* Assignment: If a line in the records below holds the string "Information", count it, and state only the final count.

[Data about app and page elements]
-------
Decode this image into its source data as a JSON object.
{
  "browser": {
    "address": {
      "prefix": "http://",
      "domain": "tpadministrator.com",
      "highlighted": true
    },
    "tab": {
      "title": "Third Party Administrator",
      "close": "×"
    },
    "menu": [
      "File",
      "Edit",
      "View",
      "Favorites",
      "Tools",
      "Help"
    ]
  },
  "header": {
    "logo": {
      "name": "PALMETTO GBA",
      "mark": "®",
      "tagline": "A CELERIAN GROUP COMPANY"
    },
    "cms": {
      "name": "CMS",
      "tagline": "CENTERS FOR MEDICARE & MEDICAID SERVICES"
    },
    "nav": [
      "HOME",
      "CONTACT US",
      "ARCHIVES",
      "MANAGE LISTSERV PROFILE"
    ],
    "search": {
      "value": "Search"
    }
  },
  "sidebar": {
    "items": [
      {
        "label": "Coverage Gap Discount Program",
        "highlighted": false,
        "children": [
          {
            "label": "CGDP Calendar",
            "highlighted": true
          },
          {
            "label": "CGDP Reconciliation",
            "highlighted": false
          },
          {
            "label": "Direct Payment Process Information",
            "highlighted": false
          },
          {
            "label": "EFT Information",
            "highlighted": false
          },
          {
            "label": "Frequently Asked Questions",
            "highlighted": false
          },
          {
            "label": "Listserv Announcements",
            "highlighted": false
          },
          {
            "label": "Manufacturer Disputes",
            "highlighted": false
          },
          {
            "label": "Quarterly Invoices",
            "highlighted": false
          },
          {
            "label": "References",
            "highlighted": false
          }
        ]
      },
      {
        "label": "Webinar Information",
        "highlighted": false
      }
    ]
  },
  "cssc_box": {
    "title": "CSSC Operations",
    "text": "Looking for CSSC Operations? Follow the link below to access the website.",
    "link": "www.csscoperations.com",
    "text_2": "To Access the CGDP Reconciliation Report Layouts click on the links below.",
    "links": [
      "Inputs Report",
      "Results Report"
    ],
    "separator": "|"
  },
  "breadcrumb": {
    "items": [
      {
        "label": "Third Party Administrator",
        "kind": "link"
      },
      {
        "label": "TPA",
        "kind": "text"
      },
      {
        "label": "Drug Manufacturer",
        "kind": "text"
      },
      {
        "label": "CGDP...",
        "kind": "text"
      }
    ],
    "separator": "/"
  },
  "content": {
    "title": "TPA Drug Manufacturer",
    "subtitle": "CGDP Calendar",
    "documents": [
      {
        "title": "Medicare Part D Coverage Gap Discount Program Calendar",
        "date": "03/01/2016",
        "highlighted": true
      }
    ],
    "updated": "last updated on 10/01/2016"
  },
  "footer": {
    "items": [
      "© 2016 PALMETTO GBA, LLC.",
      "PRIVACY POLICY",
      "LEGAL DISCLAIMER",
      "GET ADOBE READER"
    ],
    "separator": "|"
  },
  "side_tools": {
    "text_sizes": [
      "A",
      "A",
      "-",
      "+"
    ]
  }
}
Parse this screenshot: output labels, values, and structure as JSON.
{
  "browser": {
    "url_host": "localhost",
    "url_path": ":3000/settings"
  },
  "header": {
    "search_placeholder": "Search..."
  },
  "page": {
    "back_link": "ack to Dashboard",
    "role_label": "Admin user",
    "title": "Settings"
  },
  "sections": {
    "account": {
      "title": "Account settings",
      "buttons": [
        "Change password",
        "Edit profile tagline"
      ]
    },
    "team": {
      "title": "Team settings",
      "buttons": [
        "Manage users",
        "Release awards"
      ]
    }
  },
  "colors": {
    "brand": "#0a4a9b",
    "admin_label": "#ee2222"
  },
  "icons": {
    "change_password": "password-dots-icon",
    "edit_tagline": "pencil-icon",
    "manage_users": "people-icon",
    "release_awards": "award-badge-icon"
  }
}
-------
* Solution for this exercise: 3